February 5th in history:
Three veterans of “Saturday Night Live” share a February 5th birthday: Christopher Guest (born 1948), best known for directing and/or acting in mock documentaries including “This is Spinal Tap” and “Waiting for Guffman”; Tim Meadows (1961), whose most famous SNL character was “The Ladies’ Man”; and Chris Parnell (1967), alias Dr. Spaceman on “30 Rock.”
Parnell was born on the same day in ’67 that “The Smothers Brothers Comedy Hour” debuted on CBS. The often-controversial variety show hosted by Tom and Dick Smothers was a launching pad for talent such as frequent SNL host Steve Martin and “Spinal Tap” director Rob Reiner.
Charlie Chaplin, Mary Pickford, Douglas Fairbanks Sr. and director D.W. Griffith combined their talents to launch a film studio on this date in 1919…United Artists. United Artists had big hits with the Beatles’ first two movies, “Gilligan’s Island” and the James Bond franchise.
In the opening scene of the 007 movie “Goldfinger,” Bond battles a drug lord from Mexico.

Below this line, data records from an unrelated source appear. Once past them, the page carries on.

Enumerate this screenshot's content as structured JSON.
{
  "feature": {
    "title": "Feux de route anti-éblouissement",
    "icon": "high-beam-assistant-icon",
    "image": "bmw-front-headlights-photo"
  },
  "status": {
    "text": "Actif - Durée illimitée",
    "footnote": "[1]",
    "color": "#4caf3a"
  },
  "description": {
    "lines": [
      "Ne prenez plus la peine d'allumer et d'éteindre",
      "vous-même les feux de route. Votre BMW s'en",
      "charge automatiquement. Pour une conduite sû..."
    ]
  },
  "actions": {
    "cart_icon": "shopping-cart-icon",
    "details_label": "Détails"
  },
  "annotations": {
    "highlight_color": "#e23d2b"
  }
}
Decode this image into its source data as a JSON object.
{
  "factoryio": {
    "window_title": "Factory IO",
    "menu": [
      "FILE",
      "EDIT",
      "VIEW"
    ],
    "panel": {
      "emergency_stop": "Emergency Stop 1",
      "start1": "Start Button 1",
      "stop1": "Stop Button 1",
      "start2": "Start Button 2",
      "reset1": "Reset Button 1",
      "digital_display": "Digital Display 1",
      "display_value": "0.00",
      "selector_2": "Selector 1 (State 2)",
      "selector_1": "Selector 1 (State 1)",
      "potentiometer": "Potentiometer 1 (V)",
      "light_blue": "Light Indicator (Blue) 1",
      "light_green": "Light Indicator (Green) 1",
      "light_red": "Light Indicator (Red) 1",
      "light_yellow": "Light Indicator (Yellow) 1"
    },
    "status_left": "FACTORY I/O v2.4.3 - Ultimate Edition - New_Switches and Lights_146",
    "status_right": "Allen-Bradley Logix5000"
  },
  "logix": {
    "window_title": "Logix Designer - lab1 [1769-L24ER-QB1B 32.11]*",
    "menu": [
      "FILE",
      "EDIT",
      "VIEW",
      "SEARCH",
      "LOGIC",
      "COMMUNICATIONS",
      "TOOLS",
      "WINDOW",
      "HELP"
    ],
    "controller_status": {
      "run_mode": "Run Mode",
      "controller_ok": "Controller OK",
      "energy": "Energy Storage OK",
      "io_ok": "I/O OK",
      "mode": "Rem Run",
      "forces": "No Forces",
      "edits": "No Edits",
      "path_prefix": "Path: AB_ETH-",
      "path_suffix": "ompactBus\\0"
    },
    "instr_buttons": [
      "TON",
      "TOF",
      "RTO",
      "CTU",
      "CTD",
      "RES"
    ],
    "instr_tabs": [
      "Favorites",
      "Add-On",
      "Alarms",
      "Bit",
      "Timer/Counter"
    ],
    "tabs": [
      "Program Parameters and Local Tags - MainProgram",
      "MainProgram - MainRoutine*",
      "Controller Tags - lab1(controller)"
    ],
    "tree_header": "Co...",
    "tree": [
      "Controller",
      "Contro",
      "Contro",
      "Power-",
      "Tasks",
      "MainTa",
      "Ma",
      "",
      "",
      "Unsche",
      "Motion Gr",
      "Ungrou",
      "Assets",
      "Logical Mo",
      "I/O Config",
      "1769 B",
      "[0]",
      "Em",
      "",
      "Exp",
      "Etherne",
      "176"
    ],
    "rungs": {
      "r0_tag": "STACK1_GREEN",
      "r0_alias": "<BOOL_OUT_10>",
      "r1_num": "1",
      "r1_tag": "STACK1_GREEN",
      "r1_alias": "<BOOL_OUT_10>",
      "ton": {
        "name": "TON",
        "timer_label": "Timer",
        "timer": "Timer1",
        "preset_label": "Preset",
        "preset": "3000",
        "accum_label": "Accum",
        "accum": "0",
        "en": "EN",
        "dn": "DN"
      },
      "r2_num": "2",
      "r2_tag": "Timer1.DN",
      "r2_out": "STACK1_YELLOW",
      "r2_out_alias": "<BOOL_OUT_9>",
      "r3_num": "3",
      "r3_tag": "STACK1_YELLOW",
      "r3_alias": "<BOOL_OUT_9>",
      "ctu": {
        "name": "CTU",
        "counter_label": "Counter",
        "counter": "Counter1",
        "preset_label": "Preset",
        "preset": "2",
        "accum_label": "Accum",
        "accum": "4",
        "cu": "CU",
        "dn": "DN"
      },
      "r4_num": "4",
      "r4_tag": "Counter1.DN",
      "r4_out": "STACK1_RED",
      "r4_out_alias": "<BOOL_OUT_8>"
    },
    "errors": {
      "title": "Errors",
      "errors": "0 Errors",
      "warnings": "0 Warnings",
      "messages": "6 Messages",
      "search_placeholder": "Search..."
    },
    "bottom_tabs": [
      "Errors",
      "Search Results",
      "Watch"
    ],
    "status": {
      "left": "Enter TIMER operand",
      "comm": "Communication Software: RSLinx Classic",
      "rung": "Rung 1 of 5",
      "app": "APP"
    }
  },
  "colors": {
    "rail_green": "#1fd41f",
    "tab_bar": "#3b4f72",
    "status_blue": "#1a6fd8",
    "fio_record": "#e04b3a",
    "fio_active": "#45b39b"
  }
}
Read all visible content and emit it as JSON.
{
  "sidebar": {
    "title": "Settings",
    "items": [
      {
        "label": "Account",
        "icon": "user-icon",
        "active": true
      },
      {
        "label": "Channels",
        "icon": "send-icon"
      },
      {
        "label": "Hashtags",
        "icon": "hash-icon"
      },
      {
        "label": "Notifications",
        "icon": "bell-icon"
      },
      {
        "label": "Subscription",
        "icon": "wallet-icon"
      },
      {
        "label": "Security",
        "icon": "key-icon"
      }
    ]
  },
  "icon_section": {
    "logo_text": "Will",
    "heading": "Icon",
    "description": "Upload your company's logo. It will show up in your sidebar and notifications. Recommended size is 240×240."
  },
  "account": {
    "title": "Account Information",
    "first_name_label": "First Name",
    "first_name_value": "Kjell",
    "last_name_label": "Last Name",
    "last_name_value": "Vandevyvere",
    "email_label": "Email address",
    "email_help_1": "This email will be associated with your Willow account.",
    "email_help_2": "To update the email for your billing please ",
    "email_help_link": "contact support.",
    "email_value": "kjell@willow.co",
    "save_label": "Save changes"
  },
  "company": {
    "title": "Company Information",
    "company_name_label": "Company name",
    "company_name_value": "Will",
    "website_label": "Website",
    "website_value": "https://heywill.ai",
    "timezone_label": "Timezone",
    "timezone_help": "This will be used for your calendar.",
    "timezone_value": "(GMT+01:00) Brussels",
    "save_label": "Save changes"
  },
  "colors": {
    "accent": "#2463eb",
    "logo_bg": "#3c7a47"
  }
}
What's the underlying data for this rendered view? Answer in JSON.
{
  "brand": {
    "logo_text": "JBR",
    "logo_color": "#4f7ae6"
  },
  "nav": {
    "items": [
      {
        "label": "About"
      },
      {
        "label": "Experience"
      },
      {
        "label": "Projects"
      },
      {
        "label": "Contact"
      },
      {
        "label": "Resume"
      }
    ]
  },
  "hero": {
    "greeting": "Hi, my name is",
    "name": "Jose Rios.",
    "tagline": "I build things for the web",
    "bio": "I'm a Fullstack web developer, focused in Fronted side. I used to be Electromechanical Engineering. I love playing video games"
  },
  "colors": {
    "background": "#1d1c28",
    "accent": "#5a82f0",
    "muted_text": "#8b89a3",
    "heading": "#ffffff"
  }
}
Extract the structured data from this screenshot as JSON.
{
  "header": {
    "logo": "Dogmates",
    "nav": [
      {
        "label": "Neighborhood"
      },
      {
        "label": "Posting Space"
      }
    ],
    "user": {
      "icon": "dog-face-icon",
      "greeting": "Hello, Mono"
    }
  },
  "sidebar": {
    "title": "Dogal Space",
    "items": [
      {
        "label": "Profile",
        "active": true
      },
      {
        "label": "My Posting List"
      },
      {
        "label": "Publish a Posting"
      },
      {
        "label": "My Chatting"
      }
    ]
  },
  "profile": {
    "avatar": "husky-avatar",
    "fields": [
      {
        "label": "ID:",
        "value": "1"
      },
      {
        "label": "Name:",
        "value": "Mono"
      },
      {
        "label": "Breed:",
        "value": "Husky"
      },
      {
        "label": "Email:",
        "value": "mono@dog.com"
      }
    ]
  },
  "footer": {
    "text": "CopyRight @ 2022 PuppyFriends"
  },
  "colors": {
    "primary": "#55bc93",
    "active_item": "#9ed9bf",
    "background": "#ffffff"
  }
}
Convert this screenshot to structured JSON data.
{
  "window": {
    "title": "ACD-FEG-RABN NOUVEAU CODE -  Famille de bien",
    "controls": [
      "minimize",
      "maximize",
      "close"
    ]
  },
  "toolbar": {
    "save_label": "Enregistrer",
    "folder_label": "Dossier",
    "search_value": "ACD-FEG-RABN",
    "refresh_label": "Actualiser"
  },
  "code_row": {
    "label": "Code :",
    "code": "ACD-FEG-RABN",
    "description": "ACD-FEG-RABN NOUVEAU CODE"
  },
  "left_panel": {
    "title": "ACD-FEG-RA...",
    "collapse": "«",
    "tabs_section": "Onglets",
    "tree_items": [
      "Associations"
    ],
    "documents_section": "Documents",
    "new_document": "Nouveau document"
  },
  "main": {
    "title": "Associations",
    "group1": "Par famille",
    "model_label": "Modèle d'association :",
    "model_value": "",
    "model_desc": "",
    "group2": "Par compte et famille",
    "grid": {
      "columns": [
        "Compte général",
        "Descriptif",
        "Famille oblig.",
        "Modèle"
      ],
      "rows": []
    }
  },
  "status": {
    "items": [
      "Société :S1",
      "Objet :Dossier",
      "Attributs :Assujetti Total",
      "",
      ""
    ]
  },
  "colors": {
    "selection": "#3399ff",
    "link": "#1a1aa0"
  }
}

February 5th is the anniversary of the Mexican constitution, adopted in 1917.
A different milestone for Central America was the development of the Panama Canal. On February 5th, 1900, the United States and Great Britain signed a treaty to create the canal, connecting the Atlantic and Pacific Oceans.
October 23 in history:
Brutus is infamous for his role in assassinating Julius Caesar in the Roman Senate, in 44 B.C. Two years later, on October 23rd, 42 B.C., Brutus met his own fate, killing himself after losing the second battle of Philippi to Marc Antony.
A fateful meeting of two old friends, two pilots, led to deadly consequences in 1942. One man was flying a B-34 bomber for the Army, while the other was a pilot for American Airlines. They discovered that both would be flying near Palm Springs, California the next day, October 23rd. On that day, the bomber pilot, Lt. William Wilson, tried flying close to American Flight 28 to signal to his friend, First Officer Louis Reppert. Wilson got too close, and the planes collided. The airliner crashed in the desert, killing all 12 people aboard. Wilson went through a court-martial, but was acquitted.
One passenger on the American flight was an Oscar-winning songwriter, Ralph Rainger. He’s best known for writing the theme songs used by two popular comedians…”Love in Bloom,” associated with Jack Benny, and “Thanks for the Memory,” Bob Hope’s theme. Late in their careers, Hope and Benny appeared frequently with Johnny Carson on “The Tonight Show.” Carson became a comedy legend in his own right, by hosting “Tonight” for 30 years. He was born October 23rd, 1925.
NBC airs “Saturday Night Live” in the “Tonight Show” time slot on weekends. On October 23rd, 1976, Steve Martin hosted “SNL” for the first time, and played the host of “Jeopardy! 1999,” a futuristic parody of the popular game show. “I Lost on Jeopardy,” a take-off of the Greg Kihn song “Jeopardy,” was an early hit for song parodist and musician “Weird Al” Yankovic, born this day in 1959.
August 14 in history:
According to some aviation experts, the first official airplane flight in America happened on this day in 1901 in Connecticut. Gustave Whitehead claimed that he flew a plane half-a-mile and reached an altitude of 50 feet. That was more than two years before the Wright Brothers achieved their famous flight at Kitty Hawk, N.C. In 2013, the governor of Connecticut signed a law officially declaring that Whitehead’s August 14th flight was the first powered airplane flight in the U.S.
On August 14th, 1893, the world’s first automobile license plates reportedly were issued in Paris.
August 14th is the birthday of “Planes, Trains, and Automobiles” star Steve Martin (1945).
Oh, did I forget to mention trains? Crosby, Stills, and Nash had a famous song about a train in Morocco called the “Marrakesh Express.” Singer and musician David Crosby was born on this date in 1941.
Many electric trains in the northern U.S. stopped working on August 14th, 2003, when a control room problem in Ohio led to the largest blackout ever in North America. More than 50 million people were left without power in eight states and much of eastern Canada.